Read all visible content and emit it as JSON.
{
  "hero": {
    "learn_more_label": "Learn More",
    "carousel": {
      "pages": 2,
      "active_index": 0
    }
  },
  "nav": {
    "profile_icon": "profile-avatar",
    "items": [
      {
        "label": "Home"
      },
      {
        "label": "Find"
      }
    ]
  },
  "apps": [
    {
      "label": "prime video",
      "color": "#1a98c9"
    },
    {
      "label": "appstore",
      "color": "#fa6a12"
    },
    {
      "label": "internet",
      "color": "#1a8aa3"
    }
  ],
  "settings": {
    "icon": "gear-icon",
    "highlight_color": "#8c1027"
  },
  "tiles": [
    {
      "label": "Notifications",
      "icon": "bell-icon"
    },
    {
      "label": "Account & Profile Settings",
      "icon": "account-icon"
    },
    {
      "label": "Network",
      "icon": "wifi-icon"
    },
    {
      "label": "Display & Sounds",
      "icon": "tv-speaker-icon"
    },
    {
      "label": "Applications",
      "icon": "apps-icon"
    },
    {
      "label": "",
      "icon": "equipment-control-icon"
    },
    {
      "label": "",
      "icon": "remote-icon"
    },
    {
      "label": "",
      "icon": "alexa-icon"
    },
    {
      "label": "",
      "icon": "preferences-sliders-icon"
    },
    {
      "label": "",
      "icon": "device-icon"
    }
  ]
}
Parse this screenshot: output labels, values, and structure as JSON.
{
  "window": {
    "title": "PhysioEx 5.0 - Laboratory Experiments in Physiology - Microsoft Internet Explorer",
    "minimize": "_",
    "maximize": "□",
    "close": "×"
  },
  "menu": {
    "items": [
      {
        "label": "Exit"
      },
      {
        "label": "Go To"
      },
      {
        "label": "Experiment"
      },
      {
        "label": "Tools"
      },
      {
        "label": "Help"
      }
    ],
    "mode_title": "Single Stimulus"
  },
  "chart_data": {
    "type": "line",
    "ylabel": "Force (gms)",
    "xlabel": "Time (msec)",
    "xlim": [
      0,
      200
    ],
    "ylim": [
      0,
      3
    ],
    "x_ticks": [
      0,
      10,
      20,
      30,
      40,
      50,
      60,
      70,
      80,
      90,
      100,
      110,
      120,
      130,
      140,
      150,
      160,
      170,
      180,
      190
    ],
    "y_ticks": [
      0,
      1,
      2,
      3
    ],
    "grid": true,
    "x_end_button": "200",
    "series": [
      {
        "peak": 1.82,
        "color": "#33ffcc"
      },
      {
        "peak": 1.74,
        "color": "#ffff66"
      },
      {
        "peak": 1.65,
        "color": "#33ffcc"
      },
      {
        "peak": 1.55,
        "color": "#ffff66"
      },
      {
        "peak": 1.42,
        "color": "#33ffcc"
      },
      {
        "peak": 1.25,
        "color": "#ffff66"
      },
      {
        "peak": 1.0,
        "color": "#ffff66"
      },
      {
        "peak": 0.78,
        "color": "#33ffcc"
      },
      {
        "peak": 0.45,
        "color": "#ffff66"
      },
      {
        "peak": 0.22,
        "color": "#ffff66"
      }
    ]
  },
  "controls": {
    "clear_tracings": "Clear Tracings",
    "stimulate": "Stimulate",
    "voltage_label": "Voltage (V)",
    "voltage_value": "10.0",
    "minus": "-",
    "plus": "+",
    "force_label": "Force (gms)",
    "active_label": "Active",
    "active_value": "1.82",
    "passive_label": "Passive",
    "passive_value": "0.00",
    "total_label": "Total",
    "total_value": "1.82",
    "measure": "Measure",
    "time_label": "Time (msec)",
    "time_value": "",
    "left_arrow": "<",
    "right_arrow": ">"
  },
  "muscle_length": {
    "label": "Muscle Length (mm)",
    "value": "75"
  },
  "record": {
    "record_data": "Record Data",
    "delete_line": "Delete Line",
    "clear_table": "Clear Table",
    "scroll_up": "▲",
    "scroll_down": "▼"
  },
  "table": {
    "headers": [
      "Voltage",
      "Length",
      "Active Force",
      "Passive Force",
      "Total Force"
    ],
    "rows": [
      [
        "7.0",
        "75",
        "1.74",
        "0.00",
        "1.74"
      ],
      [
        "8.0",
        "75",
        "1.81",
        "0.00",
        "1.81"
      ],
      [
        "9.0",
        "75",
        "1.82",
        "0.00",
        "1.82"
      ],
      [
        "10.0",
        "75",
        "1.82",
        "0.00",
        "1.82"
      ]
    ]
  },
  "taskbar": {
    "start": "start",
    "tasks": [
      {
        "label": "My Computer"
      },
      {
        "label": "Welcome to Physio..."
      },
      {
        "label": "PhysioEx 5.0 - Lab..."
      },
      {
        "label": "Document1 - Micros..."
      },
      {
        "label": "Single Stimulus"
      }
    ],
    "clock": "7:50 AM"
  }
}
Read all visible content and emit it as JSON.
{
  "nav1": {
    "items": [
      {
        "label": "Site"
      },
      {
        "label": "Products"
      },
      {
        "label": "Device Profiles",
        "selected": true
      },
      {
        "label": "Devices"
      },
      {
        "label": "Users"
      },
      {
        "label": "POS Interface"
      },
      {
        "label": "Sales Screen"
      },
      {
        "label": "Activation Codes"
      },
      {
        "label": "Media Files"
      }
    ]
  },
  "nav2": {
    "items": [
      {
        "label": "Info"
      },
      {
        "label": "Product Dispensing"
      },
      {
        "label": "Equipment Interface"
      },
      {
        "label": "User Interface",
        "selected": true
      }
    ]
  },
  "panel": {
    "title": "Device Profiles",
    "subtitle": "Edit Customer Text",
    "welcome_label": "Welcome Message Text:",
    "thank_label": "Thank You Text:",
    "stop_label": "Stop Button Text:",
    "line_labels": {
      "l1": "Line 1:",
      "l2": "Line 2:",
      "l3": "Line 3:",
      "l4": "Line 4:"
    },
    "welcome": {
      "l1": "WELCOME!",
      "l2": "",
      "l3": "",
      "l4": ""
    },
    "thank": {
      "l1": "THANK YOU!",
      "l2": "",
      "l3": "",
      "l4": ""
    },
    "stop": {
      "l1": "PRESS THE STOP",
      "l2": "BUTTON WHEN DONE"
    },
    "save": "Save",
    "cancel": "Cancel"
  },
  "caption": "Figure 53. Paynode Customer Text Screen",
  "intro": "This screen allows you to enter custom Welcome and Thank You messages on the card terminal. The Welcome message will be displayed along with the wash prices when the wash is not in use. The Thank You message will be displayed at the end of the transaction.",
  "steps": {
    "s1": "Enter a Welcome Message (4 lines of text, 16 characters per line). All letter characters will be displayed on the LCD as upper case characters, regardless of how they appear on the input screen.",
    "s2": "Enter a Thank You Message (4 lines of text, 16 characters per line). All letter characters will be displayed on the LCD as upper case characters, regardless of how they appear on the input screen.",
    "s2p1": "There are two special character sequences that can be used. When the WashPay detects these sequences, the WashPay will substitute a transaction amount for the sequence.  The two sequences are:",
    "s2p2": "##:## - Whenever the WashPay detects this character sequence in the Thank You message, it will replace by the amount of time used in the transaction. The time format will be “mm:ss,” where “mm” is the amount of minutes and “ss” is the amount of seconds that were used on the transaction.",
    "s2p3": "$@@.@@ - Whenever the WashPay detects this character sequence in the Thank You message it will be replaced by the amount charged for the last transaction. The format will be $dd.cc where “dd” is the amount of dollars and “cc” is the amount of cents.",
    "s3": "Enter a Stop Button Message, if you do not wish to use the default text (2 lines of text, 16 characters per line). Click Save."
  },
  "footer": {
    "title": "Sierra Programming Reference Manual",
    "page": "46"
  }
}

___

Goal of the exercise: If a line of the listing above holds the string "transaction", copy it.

Task solution:
  "intro": "This screen allows you to enter custom Welcome and Thank You messages on the card terminal. The Welcome message will be displayed along with the wash prices when the wash is not in use. The Thank You message will be displayed at the end of the transaction.",
    "s2p1": "There are two special character sequences that can be used. When the WashPay detects these sequences, the WashPay will substitute a transaction amount for the sequence.  The two sequences are:",
    "s2p2": "##:## - Whenever the WashPay detects this character sequence in the Thank You message, it will replace by the amount of time used in the transaction. The time format will be “mm:ss,” where “mm” is the amount of minutes and “ss” is the amount of seconds that were used on the transaction.",
    "s2p3": "$@@.@@ - Whenever the WashPay detects this character sequence in the Thank You message it will be replaced by the amount charged for the last transaction. The format will be $dd.cc where “dd” is the amount of dollars and “cc” is the amount of cents.",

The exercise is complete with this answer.